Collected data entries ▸
···
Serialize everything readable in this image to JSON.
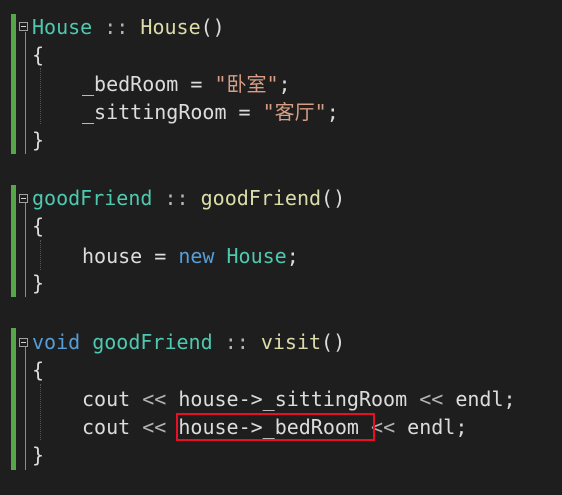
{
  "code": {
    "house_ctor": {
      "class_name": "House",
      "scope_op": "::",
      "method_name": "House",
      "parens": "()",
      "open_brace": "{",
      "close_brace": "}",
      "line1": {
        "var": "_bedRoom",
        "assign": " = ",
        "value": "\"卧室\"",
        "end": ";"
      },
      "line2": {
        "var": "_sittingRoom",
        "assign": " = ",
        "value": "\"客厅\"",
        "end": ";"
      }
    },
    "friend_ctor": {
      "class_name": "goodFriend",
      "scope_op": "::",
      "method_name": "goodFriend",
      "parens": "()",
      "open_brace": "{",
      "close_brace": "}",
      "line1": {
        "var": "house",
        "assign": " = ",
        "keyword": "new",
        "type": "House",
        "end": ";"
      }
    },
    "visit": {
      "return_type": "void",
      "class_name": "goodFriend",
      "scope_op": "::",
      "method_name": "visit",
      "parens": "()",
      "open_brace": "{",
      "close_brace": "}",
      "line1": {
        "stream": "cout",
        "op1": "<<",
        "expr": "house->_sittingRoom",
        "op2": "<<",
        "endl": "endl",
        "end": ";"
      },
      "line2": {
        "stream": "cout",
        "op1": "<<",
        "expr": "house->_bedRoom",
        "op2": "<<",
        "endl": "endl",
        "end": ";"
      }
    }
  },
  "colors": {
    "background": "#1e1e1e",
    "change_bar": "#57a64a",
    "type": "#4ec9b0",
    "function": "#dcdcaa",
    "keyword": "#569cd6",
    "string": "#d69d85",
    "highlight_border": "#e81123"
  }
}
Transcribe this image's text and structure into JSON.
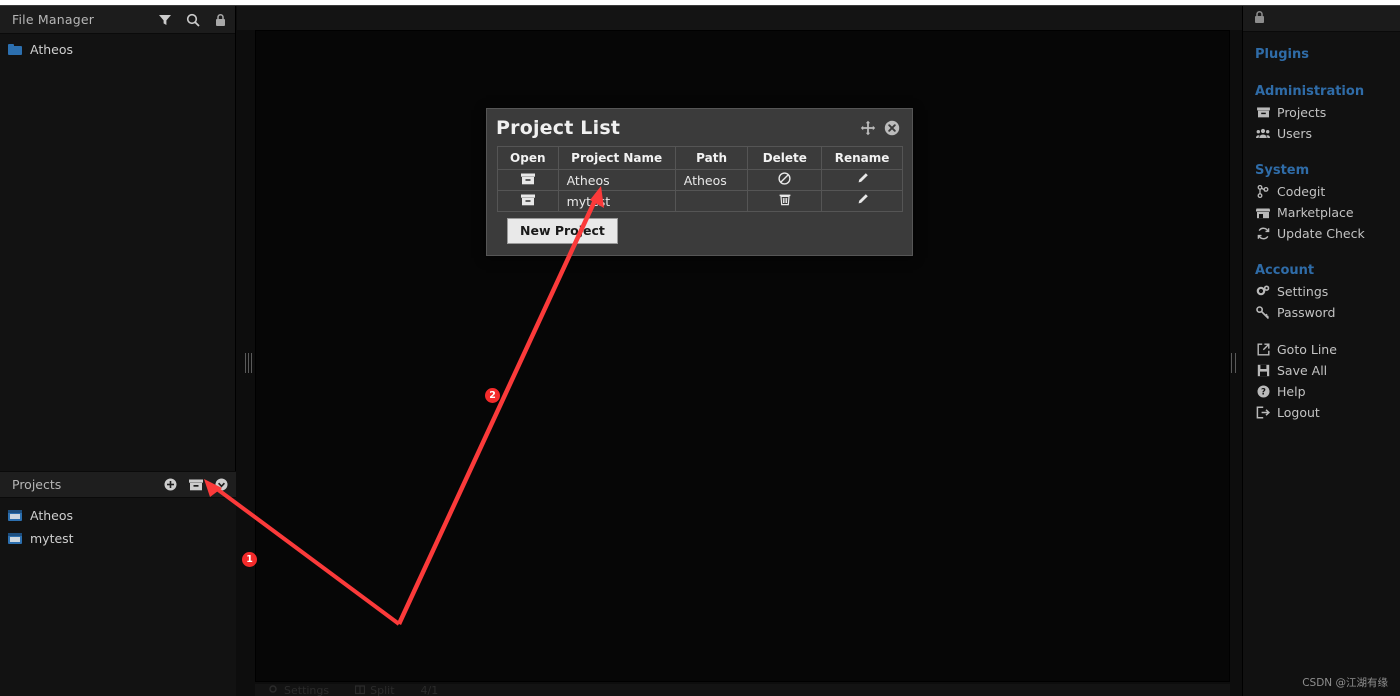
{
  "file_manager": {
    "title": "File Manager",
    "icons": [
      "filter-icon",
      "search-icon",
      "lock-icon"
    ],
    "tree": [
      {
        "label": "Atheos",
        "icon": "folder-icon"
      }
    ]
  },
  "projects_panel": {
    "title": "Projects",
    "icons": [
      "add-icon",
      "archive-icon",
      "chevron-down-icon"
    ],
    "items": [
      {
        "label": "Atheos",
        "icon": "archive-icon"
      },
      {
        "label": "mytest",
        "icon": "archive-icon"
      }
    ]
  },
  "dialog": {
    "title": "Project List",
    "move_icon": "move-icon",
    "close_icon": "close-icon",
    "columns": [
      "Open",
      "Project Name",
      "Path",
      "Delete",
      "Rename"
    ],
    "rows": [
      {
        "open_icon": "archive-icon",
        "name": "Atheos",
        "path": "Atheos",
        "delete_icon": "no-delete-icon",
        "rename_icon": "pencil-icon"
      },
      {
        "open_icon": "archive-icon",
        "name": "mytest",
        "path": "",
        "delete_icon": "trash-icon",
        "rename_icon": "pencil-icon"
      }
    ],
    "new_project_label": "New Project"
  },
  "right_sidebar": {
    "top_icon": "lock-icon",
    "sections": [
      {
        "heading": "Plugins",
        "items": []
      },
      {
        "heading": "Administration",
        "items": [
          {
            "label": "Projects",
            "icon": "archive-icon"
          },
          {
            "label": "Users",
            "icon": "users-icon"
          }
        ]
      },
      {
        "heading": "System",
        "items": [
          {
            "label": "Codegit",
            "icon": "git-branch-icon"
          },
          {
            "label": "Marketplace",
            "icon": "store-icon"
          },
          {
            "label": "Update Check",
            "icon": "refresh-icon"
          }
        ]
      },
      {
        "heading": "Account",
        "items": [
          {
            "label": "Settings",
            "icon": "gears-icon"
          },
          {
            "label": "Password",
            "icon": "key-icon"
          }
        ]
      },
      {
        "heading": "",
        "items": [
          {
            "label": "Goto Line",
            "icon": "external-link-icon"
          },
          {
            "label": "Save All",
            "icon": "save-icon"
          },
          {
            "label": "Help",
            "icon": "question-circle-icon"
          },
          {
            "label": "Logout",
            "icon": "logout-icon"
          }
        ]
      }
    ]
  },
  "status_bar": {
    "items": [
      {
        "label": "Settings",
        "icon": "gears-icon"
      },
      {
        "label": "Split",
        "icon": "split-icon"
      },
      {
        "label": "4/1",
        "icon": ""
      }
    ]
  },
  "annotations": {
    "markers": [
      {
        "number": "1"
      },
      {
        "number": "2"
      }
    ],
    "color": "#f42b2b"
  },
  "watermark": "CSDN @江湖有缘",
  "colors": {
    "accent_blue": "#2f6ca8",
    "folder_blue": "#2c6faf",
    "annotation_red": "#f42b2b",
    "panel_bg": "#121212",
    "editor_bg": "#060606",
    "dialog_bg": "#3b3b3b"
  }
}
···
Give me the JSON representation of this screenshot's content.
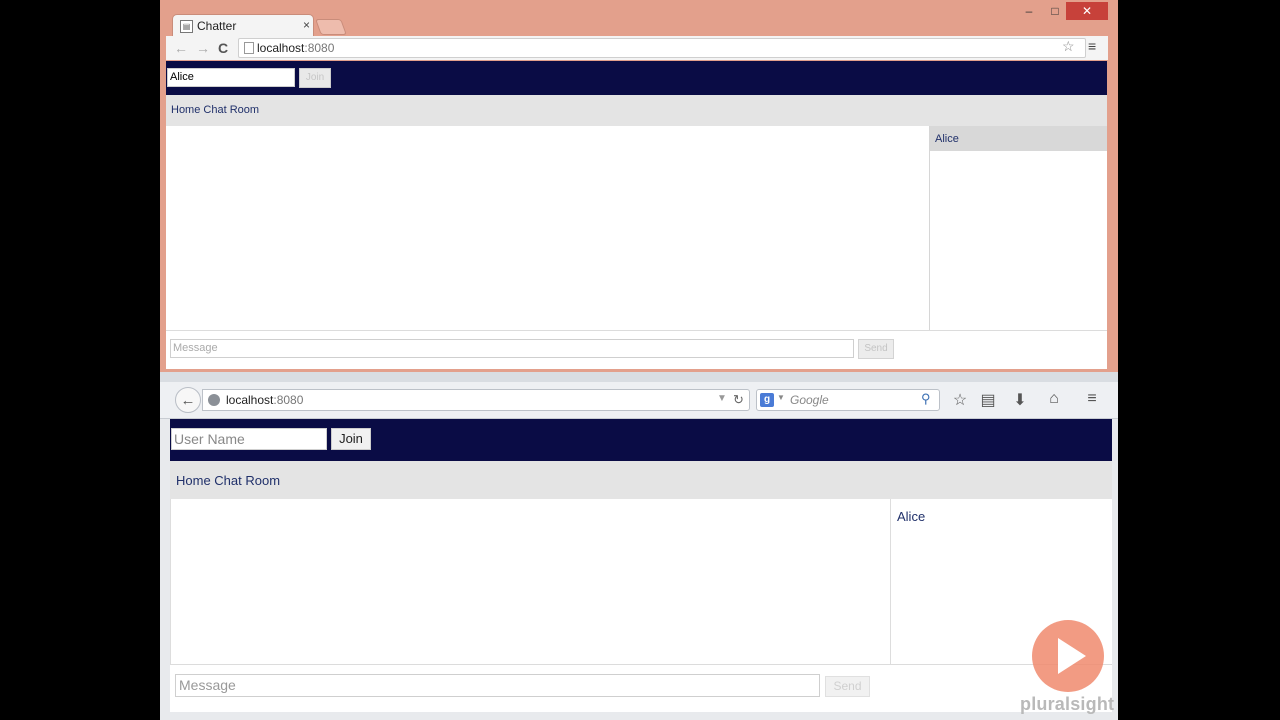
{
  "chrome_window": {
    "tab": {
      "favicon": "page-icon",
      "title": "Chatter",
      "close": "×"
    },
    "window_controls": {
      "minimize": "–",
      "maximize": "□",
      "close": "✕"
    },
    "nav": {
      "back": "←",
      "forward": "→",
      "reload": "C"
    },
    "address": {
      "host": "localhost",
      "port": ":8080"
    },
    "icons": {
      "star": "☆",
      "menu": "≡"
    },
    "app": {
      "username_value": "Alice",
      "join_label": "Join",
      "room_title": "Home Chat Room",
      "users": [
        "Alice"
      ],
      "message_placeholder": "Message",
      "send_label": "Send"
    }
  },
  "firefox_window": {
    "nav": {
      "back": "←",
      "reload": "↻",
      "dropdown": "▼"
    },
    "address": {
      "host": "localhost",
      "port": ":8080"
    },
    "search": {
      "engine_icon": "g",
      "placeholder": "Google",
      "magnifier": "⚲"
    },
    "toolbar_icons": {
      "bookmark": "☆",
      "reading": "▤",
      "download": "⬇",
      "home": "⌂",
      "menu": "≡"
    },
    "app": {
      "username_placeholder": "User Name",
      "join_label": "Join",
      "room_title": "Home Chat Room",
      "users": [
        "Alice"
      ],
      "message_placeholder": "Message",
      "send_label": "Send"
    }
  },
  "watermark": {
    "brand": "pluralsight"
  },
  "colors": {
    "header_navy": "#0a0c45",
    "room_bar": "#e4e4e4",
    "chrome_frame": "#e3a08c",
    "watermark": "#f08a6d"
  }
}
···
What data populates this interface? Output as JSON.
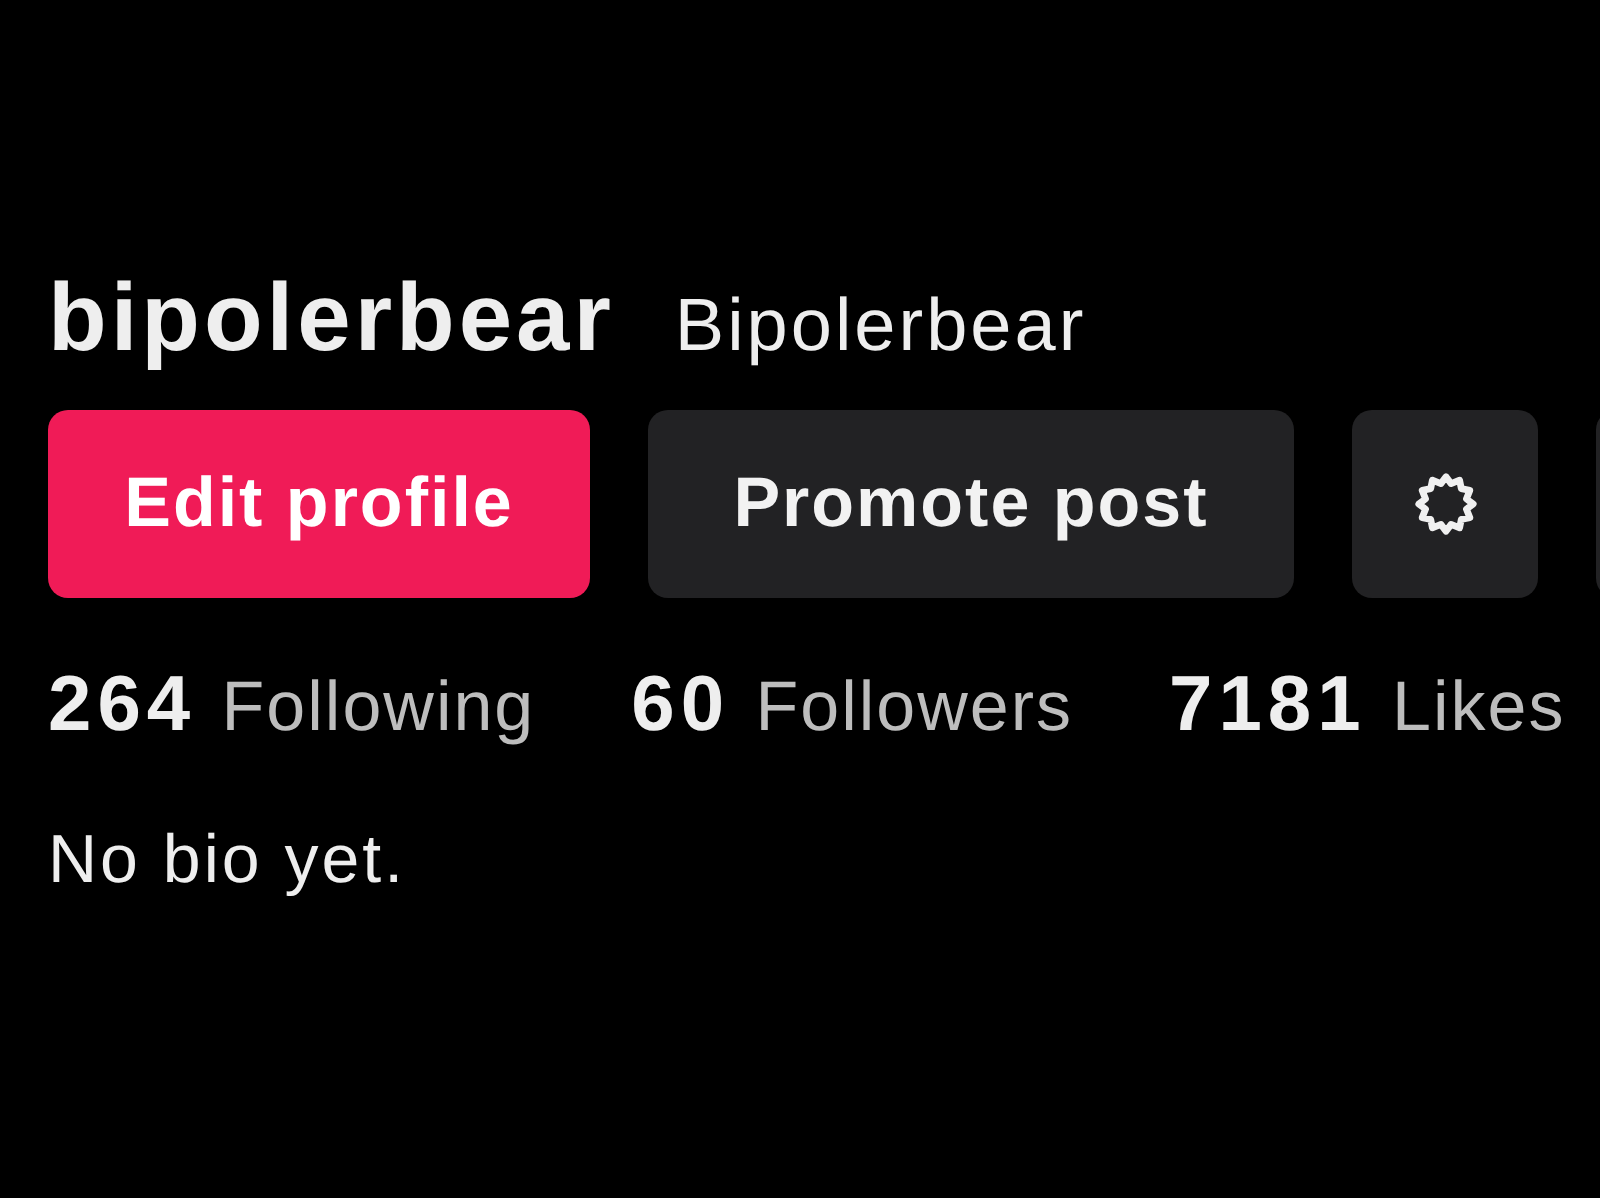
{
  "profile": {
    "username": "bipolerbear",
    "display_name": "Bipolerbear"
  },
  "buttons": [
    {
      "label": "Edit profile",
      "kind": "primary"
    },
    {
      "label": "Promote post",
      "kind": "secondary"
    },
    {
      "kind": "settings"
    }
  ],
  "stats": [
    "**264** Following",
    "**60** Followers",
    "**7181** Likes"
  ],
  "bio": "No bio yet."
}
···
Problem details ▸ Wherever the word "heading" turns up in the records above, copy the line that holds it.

Written response ▸
        "heading": "Plugins",
        "heading": "Administration",
        "heading": "System",
        "heading": "Account",
        "heading": "",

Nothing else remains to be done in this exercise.